The Trial Lawyer Winter 2018 - Page 76

consumers who were the real victims in order to give billions to greedy bankers. That’s just one of the many highlights of capitalism that the younger generation experienced. They are also entering a job market that isn’t providing adequate pay and benefits, coupled with an older generation that can’t afford to retire so the number of openings is smaller than it was in years past. And that doesn’t even begin to hit on the massive inequality between the haves and have nots that was made worse with the GOP tax cut for millionaires and billionaires. But there is a bigger failure of capitalism that proves that the so-called “free market” died a long time ago, and it was perfectly exemplified with the recent Amazon headquarters decision. In November, Amazon announced that it had finally selected the areas where its new headquarters would be located: Brooklyn, Maryland just outside of Washington, D.C., and a smaller office in Tennessee. The company’s decision had taken more than a year, as it had been waiting on cities and states to offer up as many tax subsidies as possible before making the final decision. The areas chosen were actually not the highest bidders; Some states like New Jersey were offering close to $7 billion worth of subsidies and tax breaks to Amazon if they chose them.
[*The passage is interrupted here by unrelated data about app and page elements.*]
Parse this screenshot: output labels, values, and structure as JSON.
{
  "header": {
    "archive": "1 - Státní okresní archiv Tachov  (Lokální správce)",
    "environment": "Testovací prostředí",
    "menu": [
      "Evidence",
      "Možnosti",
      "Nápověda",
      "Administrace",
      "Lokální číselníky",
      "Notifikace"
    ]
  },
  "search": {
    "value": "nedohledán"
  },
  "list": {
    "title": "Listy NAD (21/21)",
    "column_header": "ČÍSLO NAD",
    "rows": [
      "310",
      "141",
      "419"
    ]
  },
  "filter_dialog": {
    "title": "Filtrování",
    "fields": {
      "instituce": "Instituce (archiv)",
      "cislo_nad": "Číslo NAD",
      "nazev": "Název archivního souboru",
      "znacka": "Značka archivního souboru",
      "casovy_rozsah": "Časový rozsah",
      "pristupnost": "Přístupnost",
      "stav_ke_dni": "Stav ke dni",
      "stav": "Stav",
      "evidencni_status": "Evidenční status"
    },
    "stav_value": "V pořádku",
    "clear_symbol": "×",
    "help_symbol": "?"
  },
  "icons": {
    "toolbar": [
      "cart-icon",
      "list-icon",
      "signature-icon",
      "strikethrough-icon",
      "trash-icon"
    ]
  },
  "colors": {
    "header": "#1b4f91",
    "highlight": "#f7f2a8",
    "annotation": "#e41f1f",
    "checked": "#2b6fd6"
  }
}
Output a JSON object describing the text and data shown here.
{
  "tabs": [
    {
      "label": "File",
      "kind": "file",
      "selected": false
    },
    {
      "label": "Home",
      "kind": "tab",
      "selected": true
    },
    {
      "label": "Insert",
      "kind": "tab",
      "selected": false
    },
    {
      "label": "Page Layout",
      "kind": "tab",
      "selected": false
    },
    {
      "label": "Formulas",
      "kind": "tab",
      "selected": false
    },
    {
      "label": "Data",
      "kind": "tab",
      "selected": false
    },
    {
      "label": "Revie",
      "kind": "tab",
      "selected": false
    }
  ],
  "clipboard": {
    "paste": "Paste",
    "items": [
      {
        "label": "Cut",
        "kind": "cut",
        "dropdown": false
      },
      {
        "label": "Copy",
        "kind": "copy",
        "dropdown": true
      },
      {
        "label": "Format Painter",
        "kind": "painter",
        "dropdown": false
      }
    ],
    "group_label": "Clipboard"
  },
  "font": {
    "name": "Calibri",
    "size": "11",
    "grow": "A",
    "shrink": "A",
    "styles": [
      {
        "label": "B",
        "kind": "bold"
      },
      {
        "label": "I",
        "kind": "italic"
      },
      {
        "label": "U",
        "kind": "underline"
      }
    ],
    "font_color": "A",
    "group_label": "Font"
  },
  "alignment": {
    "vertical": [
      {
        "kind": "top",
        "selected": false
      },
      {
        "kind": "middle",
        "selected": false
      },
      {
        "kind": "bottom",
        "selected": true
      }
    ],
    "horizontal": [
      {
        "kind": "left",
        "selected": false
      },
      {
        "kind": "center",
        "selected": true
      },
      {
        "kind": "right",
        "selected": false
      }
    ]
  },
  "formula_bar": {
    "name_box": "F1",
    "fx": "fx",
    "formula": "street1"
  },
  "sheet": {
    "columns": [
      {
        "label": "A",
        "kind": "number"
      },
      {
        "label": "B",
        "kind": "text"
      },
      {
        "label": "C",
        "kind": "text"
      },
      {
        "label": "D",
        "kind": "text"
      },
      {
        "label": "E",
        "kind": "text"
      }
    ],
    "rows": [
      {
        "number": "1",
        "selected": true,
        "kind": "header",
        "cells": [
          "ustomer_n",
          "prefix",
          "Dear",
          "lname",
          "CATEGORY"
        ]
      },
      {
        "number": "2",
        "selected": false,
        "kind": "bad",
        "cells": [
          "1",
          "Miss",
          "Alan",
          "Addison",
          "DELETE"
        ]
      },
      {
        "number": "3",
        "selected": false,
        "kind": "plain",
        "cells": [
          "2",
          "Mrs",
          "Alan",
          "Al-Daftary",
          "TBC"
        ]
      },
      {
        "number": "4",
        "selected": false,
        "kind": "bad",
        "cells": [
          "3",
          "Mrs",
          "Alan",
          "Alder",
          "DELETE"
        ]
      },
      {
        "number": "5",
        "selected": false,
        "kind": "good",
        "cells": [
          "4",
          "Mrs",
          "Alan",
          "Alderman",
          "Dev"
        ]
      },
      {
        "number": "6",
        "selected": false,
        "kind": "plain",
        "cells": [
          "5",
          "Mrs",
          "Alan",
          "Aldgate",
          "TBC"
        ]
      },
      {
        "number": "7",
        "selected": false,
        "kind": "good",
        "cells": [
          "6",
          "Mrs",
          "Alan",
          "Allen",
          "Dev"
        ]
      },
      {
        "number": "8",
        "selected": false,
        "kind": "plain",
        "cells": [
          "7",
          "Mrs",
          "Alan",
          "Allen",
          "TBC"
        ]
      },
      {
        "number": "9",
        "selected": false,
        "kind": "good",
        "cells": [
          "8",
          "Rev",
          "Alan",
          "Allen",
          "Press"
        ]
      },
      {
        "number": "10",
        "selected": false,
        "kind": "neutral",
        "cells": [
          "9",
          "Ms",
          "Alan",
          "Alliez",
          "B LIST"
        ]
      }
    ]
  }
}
But considering that the combined subsidies that Amazon will enjoy from all of their new offices will total more than $2.4 billion, the company made out just fine. Amazon, like so many other companies before them, started a bidding war between states to see who was willing to give up the most in order to bring Amazon jobs to their areas. New York was willing to give the company $48,000 in tax subsidies for every single job that they create with the new headquarters. The headquarters outside of D.C. is going to receive $22,000 in subsidies for every job created. This is money that is going to help to starve local areas of revenue — areas that are watching their infrastructure crumble before their eyes. Amazon claims that it is bringing 50,000 new jobs to the New York office alone, so the $48,000 per job subsidy is just a small part of the other tax breaks the company will receive. It will get breaks on property taxes, income taxes, utilities, and every other subsidy the state could throw out them. The same scenarios will play out in the other two locations that the company will begin building. These subsidies are even more grotesque when you take into account the fact that Amazon founder Jeff Bezos’ average pay is $191,000 an hour. These subsidies are nothing new; corporations have been doing this for years. They announce plans to build a new office, tell cities that they are in the running, then sit back and see who is willing to give up the most in order to attract the company. This happens with stores like Walmart, Target, Best Buy, and even many fast food chains. Billions of dollars in tax revenue are lost every year just to companies being given these sweetheart deals. 74 x The Trial Lawyer And, according to studies, it is almost never worth it. The areas that receive the new locations rarely see all of the promised jobs become a reality. The low wages being paid to the employees require taxpayers to subsidize the workers in the form of food stamps and Medicaid. And the increased traffic causes further damage to infrastructure — the same infrastructure that will go even longer without repairs due to the loss of tax revenue. In these corporate bidding wars, cities and citizens are always the losers and corporations win every time. So why do they do it? The answer is simple: publicity. The amount of positive attention that state and local politicians get from announcing a new company moving into the area (and the promise of thousands of new jobs) is going to generate positive headlines for months. And once the new offices or stores are built and the jobs never materialize, the media has already moved on to the next story and the same politicians that arranged the deal never get held accountable when the city starts losing money. In fact, most of their constituents don’t even pay enough attention to realize that they got swindled. Here’s the thing: the free market and our capitalism-based economic system are supposed to work on the macro economic principle of supply and demand. If Amazon or any corporation saw the need to create a new headquarters or to build a new retail store, they would do it. That’s how the system is supposed to work. Those new Amazon headquarters, assuming they were actually needed by the company, would have been built regardless of many subsidies they received. Cities and states could have just sat back and waited for the company to make an announcement without ever promising a single dollar to the multi-billion dollar company. But because the free market doesn’t actually exist, the government stepped in and created a bidding war, pitting one city against another in a desperate scramble to woo Amazon. We are at a point in our country where cities are being starved of revenue. Education is taking a massive hit due to reduced tax revenues; infrastructure, including in the area of New York where Amazon will be building, is falling apart before our very eyes; vital government programs like SNAP and Medicaid are being slashed to make up for budget shortfalls; and yet we’re giving the most profitable corporations in America more of our tax dollars in the off chance they might come to our city. That isn’t capitalism or the free market — that is extortion on behalf of the corporations. These are just a few of the reasons why more and more people of all ages are losing faith in capitalism. In reality, capitalism doesn’t exist. The free market doesn’t exist. Even our Republic or democracy or whatever the hell we want to call it doesn’t exist. What exists today, and what rules this country, is a corporatocracy where corporate-backed politicians do whatever they can to enrich billionaires and starve the American taxpayers of basic services.